We spend a lot of time, as investors, obsessing over our portfolios.
The big winners. The big losers. The ones that got away.
It can even be healthy (well, the ‘keeping score’ part, not the obsessing part).
Like it or not, this investing game has a very stark, unforgiving scorecard.
Either you’re making money, or you’re not.
Either you’re beating the market, or you’re not.
There’s nowhere to hide.
(Actually, there are plenty of places to hide, for the dishonest. There is no shortage of underperforming fund managers and investment advisers who simply ignore their past failures, hide them, or simply rebrand. If you’re taking advice, ask to see the whole truth!)
But, if you’re honest — and you really want to invest well — the scoreboard is the brutal truth.
I’m pleased to say that the service I run, Motley Fool Share Advisor, is currently showing an average return, per recommendation, of 60.5%, compared to 39.6% for the All Ordinaries Index (ASX: XAO) (both including dividends) since inception in 2011.
That’s every recommendation. Ever.
The great, the good, the ordinary and the terrible.
Not just over an arbitrary time frame.
Not just some of our recommendations.
Every stock, ever recommended.
Individually, there have been some big winners and some big losers.
And, by the way, our members get to see all of that information, in all its glory, on the site.
We hide nothing.
Still, a scorecard can be, if not misleading, not quite the full story.
Here’s an example:
One of my recommendations is up 15% since 2016.
The market is up 60%.
So, we’ve made money, but lost to the index.
Still, those numbers hide an important lesson.
The company is Virtus Health Ltd (ASX: VRT), the assisted reproduction (IVF) provider.
See, at one point, our Virtus recommendation, with a cost basis of $5.39, had fallen to $1.56 — a plunge of more than 70%.
That was in the depths of the COVID market crash.
The shares are trading at $6.13 at the time of writing — close enough to four times their price of just 11 short months ago.
That 300% gain won’t show up anywhere, of course.
And I’m not suggesting it should — after all, our cost base is $5.39, not $1.56.

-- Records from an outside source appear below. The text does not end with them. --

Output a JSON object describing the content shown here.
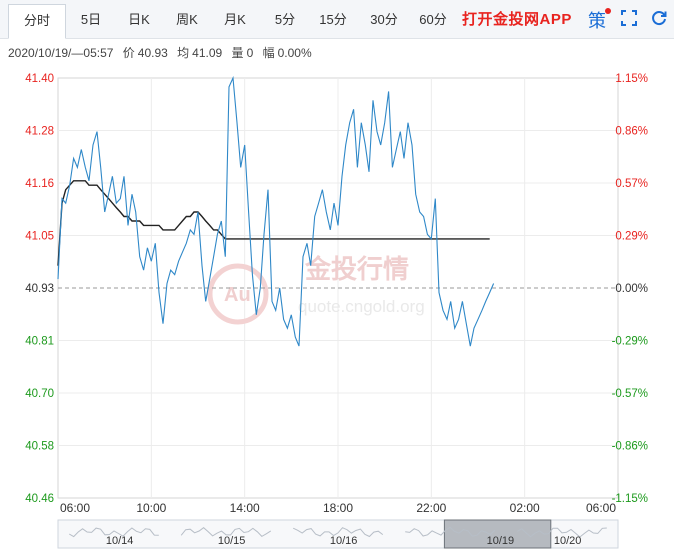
{
  "tabs": [
    "分时",
    "5日",
    "日K",
    "周K",
    "月K",
    "5分",
    "15分",
    "30分",
    "60分"
  ],
  "active_tab": "分时",
  "promo_text": "打开金投网APP",
  "strategy_label": "策",
  "info": {
    "datetime": "2020/10/19/—05:57",
    "price_label": "价",
    "price": "40.93",
    "avg_label": "均",
    "avg": "41.09",
    "volume_label": "量",
    "volume": "0",
    "change_label": "幅",
    "change": "0.00%"
  },
  "watermark": {
    "cn": "金投行情",
    "en": "quote.cngold.org",
    "logo": "Au"
  },
  "colors": {
    "up": "#e8231f",
    "down": "#1d9a1d",
    "flat": "#333333",
    "price_line": "#2f88c8",
    "avg_line": "#222222",
    "accent": "#1a6dd6"
  },
  "chart_data": {
    "type": "line",
    "y_ticks": [
      "41.40",
      "41.28",
      "41.16",
      "41.05",
      "40.93",
      "40.81",
      "40.70",
      "40.58",
      "40.46"
    ],
    "pct_ticks": [
      "1.15%",
      "0.86%",
      "0.57%",
      "0.29%",
      "0.00%",
      "-0.29%",
      "-0.57%",
      "-0.86%",
      "-1.15%"
    ],
    "ylim": [
      40.46,
      41.4
    ],
    "baseline": 40.93,
    "x_ticks": [
      "06:00",
      "10:00",
      "14:00",
      "18:00",
      "22:00",
      "02:00",
      "06:00"
    ],
    "x_range_hours": [
      0,
      24
    ],
    "series": [
      {
        "values_x_hours": [
          0,
          0.17,
          0.33,
          0.5,
          0.67,
          0.83,
          1,
          1.17,
          1.33,
          1.5,
          1.67,
          1.83,
          2,
          2.17,
          2.33,
          2.5,
          2.67,
          2.83,
          3,
          3.17,
          3.33,
          3.5,
          3.67,
          3.83,
          4,
          4.17,
          4.33,
          4.5,
          4.67,
          4.83,
          5,
          5.17,
          5.33,
          5.5,
          5.67,
          5.83,
          6,
          6.17,
          6.33,
          6.5,
          6.67,
          6.83,
          7,
          7.17,
          7.33,
          7.5,
          7.67,
          7.83,
          8,
          8.17,
          8.33,
          8.5,
          8.67,
          8.83,
          9,
          9.17,
          9.33,
          9.5,
          9.67,
          9.83,
          10,
          10.17,
          10.33,
          10.5,
          10.67,
          10.83,
          11,
          11.17,
          11.33,
          11.5,
          11.67,
          11.83,
          12,
          12.17,
          12.33,
          12.5,
          12.67,
          12.83,
          13,
          13.17,
          13.33,
          13.5,
          13.67,
          13.83,
          14,
          14.17,
          14.33,
          14.5,
          14.67,
          14.83,
          15,
          15.17,
          15.33,
          15.5,
          15.67,
          15.83,
          16,
          16.17,
          16.33,
          16.5,
          16.67,
          16.83,
          17,
          17.17,
          17.33,
          17.5,
          17.67,
          17.83,
          18,
          18.17,
          18.33,
          18.5,
          18.67,
          18.83,
          19,
          19.17,
          19.33,
          19.5,
          19.67,
          19.83,
          20,
          20.17,
          20.33,
          20.5,
          20.67,
          20.83,
          21,
          21.17,
          21.33,
          21.5,
          21.67,
          21.83,
          22,
          22.17,
          22.33,
          22.5,
          22.67,
          22.83,
          23,
          23.17,
          23.33,
          23.5,
          23.67,
          23.83
        ],
        "price": [
          40.95,
          41.13,
          41.12,
          41.16,
          41.22,
          41.2,
          41.24,
          41.2,
          41.17,
          41.25,
          41.28,
          41.2,
          41.1,
          41.14,
          41.18,
          41.12,
          41.13,
          41.18,
          41.07,
          41.14,
          41.1,
          41.0,
          40.97,
          41.02,
          40.99,
          41.03,
          40.92,
          40.85,
          40.94,
          40.97,
          40.96,
          40.99,
          41.01,
          41.03,
          41.06,
          41.05,
          41.1,
          40.98,
          40.9,
          40.95,
          41.0,
          41.05,
          41.08,
          41.0,
          41.38,
          41.4,
          41.3,
          41.2,
          41.25,
          41.1,
          40.96,
          40.87,
          40.93,
          41.05,
          41.15,
          40.9,
          40.88,
          40.93,
          40.86,
          40.84,
          40.87,
          40.82,
          40.8,
          41.0,
          41.03,
          40.98,
          41.09,
          41.12,
          41.15,
          41.1,
          41.06,
          41.12,
          41.07,
          41.18,
          41.25,
          41.3,
          41.33,
          41.2,
          41.3,
          41.25,
          41.19,
          41.35,
          41.28,
          41.25,
          41.3,
          41.37,
          41.2,
          41.24,
          41.28,
          41.22,
          41.3,
          41.25,
          41.14,
          41.1,
          41.09,
          41.05,
          41.04,
          41.13,
          40.92,
          40.88,
          40.86,
          40.9,
          40.84,
          40.86,
          40.9,
          40.85,
          40.8,
          40.84,
          40.86,
          40.88,
          40.9,
          40.92,
          40.94
        ],
        "avg": [
          40.98,
          41.12,
          41.15,
          41.16,
          41.17,
          41.17,
          41.17,
          41.17,
          41.16,
          41.16,
          41.16,
          41.15,
          41.14,
          41.13,
          41.12,
          41.11,
          41.1,
          41.09,
          41.09,
          41.08,
          41.08,
          41.08,
          41.07,
          41.07,
          41.07,
          41.07,
          41.07,
          41.06,
          41.06,
          41.06,
          41.06,
          41.07,
          41.08,
          41.09,
          41.09,
          41.1,
          41.1,
          41.09,
          41.08,
          41.07,
          41.06,
          41.06,
          41.05,
          41.04,
          41.04,
          41.04,
          41.04,
          41.04,
          41.04,
          41.04,
          41.04,
          41.04,
          41.04,
          41.04,
          41.04,
          41.04,
          41.04,
          41.04,
          41.04,
          41.04,
          41.04,
          41.04,
          41.04,
          41.04,
          41.04,
          41.04,
          41.04,
          41.04,
          41.04,
          41.04,
          41.04,
          41.04,
          41.04,
          41.04,
          41.04,
          41.04,
          41.04,
          41.04,
          41.04,
          41.04,
          41.04,
          41.04,
          41.04,
          41.04,
          41.04,
          41.04,
          41.04,
          41.04,
          41.04,
          41.04,
          41.04,
          41.04,
          41.04,
          41.04,
          41.04,
          41.04,
          41.04,
          41.04,
          41.04,
          41.04,
          41.04,
          41.04,
          41.04,
          41.04,
          41.04,
          41.04,
          41.04,
          41.04,
          41.04,
          41.04,
          41.04,
          41.04
        ]
      }
    ],
    "navigator": {
      "dates": [
        "10/14",
        "10/15",
        "10/16",
        "10/19",
        "10/20"
      ],
      "selected": "10/19"
    }
  }
}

But here’s the thing: plenty of people were selling at $1.56 in March. Plenty sold for $2.00 and $2.50 either side of that low, too.
No, I’m not doing victory laps. We’re up, but still lagging the market.
But I am mindful that it could have been a whole lot worse. We could have given in to the gloom. We could have sold, in sadness and frustration.
And, if we had, we would have missed out on the almost-300% gain that we earned just by refusing to let the market call the tune.
(I should add, too, that while we didn’t pick the very bottom of the share price journey, we did re-recommend Virtus to our members at $2.90 in April. Taken together, our Virtus position is ahead of the market. But that’s not my point.)
So, while we should all focus on the net result from our investments (and time will tell whether we simply overpaid for Virtus the first time around), it’s important that we sometimes break down the components of our results, to isolate the lessons — successes and mistakes — that go into the final score.
If I was a footy coach, I might talk about a game of two halves.
If I was a management consultant, I might say focus on the process, and the result will look after itself.
But, as a simple investor, I’m going to remind you that past prices, chart patterns and the market’s current moods should be irrelevant.
The only thing that matters is today’s price and long-term future, business performance.
That’s not always easy to remember — or put into practice — when times are tough.
But if you can, it might just meaningfully improve your results.